When a line in the data below includes "date", pick it out and copy it.

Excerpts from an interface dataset
'''

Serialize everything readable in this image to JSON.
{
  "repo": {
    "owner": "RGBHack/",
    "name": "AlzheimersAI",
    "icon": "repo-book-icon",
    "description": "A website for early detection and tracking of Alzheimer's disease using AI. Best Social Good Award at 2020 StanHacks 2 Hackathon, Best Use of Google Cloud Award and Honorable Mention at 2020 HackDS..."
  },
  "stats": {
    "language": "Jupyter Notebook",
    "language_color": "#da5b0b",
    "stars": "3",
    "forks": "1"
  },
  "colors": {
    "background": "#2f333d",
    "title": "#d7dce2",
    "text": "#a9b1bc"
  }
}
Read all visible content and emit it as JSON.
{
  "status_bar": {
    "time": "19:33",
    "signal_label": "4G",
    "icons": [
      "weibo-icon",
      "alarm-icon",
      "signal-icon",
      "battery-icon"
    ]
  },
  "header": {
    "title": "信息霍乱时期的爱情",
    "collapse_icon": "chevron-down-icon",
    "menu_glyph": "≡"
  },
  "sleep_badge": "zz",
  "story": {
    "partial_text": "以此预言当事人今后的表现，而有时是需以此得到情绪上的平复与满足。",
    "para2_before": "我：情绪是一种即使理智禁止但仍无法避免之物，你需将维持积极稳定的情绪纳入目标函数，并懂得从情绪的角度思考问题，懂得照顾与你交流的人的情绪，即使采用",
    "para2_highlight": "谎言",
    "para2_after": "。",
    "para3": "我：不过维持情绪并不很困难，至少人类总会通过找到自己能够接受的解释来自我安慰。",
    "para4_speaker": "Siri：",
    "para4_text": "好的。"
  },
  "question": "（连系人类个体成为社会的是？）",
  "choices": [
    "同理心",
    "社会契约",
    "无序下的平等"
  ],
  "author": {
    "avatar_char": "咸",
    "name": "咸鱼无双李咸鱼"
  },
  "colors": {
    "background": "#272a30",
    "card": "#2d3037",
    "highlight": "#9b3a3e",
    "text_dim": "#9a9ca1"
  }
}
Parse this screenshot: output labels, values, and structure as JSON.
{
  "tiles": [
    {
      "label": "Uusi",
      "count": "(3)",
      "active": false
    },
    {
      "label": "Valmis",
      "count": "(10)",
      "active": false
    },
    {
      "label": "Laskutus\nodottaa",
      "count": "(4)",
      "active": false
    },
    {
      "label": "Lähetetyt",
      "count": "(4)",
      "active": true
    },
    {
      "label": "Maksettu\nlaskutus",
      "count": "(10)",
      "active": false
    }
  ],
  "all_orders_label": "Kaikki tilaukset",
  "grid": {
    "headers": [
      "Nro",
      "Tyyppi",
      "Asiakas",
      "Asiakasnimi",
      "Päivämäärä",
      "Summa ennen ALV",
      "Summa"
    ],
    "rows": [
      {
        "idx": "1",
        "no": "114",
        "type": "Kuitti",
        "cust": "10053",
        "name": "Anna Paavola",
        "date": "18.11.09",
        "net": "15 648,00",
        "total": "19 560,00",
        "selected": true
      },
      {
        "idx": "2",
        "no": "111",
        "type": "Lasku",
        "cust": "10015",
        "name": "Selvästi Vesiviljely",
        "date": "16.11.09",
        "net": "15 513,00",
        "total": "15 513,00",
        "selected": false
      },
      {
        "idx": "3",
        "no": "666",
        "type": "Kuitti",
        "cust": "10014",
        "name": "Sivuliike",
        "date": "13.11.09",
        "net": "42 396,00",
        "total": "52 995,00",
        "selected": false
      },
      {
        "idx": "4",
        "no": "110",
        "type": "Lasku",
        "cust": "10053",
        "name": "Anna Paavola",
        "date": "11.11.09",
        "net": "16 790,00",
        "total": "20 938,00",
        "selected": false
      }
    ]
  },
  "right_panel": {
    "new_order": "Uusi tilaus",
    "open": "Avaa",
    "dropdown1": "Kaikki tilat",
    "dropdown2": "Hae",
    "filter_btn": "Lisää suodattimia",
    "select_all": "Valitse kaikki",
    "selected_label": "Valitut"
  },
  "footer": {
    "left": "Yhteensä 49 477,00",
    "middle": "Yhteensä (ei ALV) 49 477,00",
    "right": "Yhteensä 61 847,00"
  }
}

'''

**Written response:**
        "date": "18.11.09",
        "date": "16.11.09",
        "date": "13.11.09",
        "date": "11.11.09",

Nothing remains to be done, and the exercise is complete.